Electrophoretic transport of latex particles in lipid nanotubes
Journal article, 2007

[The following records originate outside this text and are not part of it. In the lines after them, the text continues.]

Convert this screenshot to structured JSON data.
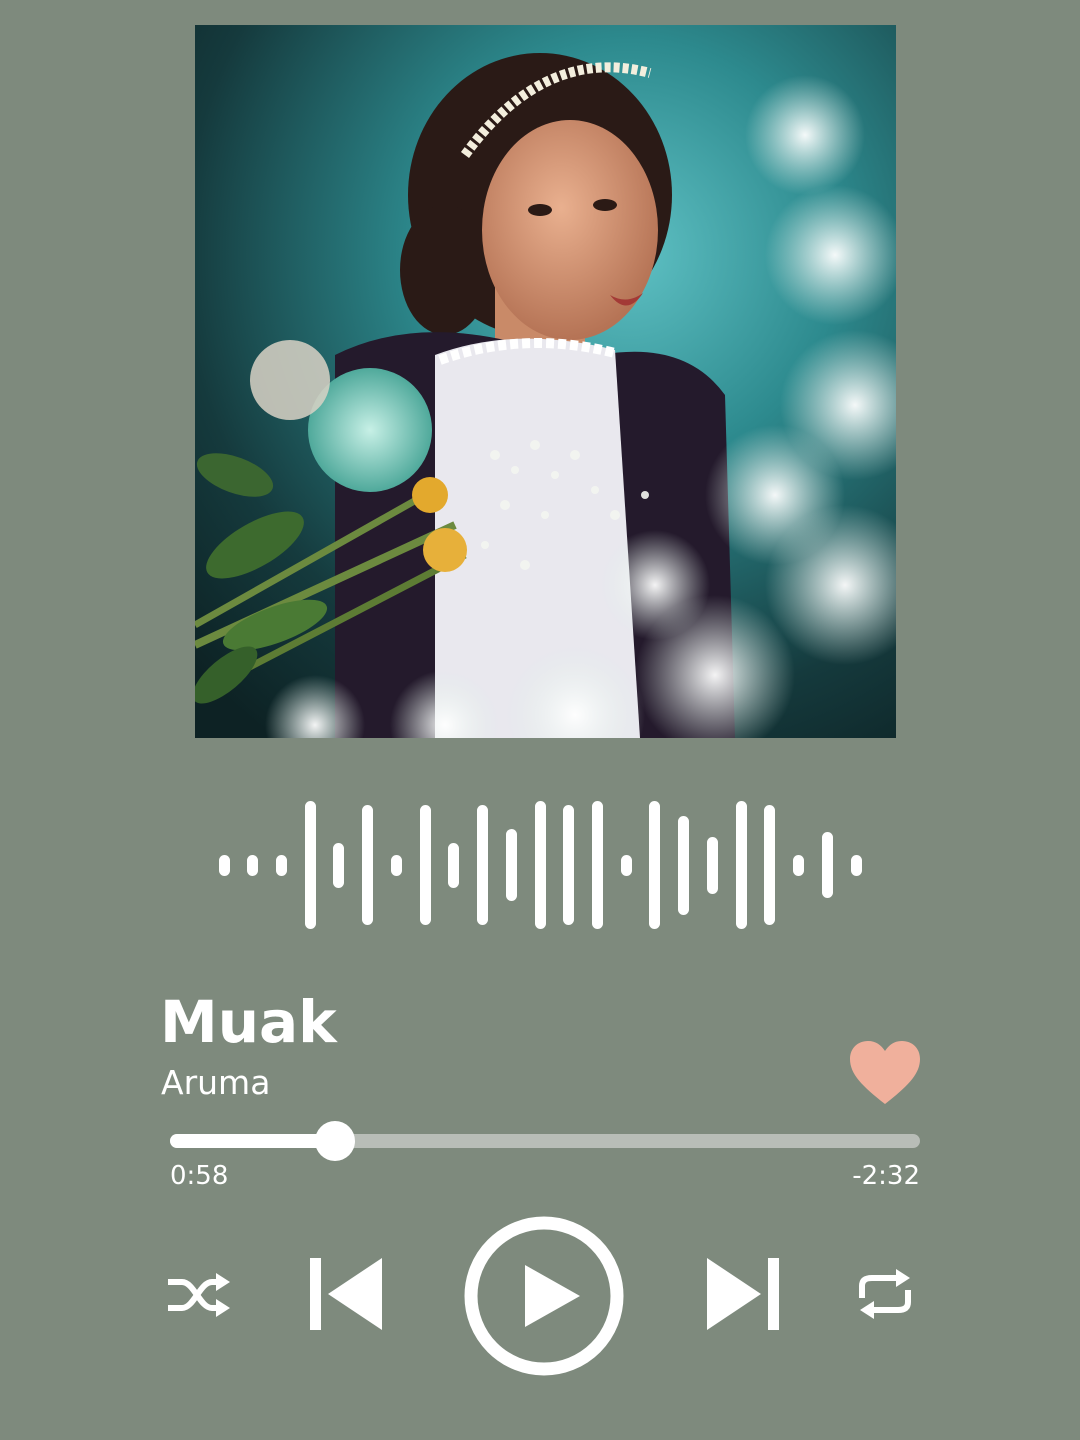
{
  "album_art": {
    "description_icon": "album-cover-image"
  },
  "waveform": {
    "bars": [
      {
        "h": 0.14
      },
      {
        "h": 0.14
      },
      {
        "h": 0.14
      },
      {
        "h": 0.85
      },
      {
        "h": 0.3
      },
      {
        "h": 0.8
      },
      {
        "h": 0.14
      },
      {
        "h": 0.8
      },
      {
        "h": 0.3
      },
      {
        "h": 0.8
      },
      {
        "h": 0.48
      },
      {
        "h": 0.85
      },
      {
        "h": 0.8
      },
      {
        "h": 0.85
      },
      {
        "h": 0.14
      },
      {
        "h": 0.85
      },
      {
        "h": 0.66
      },
      {
        "h": 0.38
      },
      {
        "h": 0.85
      },
      {
        "h": 0.8
      },
      {
        "h": 0.14
      },
      {
        "h": 0.44
      },
      {
        "h": 0.14
      }
    ]
  },
  "track": {
    "title": "Muak",
    "artist": "Aruma"
  },
  "favorite": {
    "liked": true,
    "color": "#f0b09c"
  },
  "progress": {
    "fraction": 0.22,
    "elapsed": "0:58",
    "remaining": "-2:32"
  },
  "controls": {
    "shuffle": "shuffle-icon",
    "previous": "skip-previous-icon",
    "play": "play-icon",
    "next": "skip-next-icon",
    "repeat": "repeat-icon"
  },
  "colors": {
    "background": "#7e8a7d",
    "foreground": "#ffffff",
    "track_bg": "#b8bdb7",
    "heart": "#f0b09c"
  }
}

Lipid vesicles can be connected by membrane nanotubes to build networks with promising bioanalytical properties. Here we characterize electrophoretic transport in such membrane tubes, with a particular eye to how their soft-material nature influences the intratube migration. In the absence of field, the tube radius is 110 +/- 26 nm, and it remains in this range during electrophoresis even though the applied electric field causes a slight decrease in the tube radius (similar to 6-11%). The electrophoretic velocity of the membrane wall (labeled with quantum dots) varies linearly with the field strength. Intratube migration is studied with latex spheres of radii 15, 50, 100, and 250 nm. The largest particle size does not enter the tube at fields strengths lower than 1250 V/m because the energy cost for expanding the tube around the particles is too high. The smaller particles migrate with essentially the same velocity as the membrane at low fields. Above 250 V/cm, the 15 nm particles exhibit an upward deviation from linear behavior and in fact migrate faster than in free solution whereas the 100 nm particles deviate downward. We propose that these nonlinear effects arise because of lipid adsorption to the particles (dominating for 15 nm particles) and a pistonlike compression of the solvent in front of the particles (dominating for 100 nm). As expected from such complexities, existing theories for a sphere migrating in a rigid-wall cylinder cannot explain our velocity results in lipid nanotubes.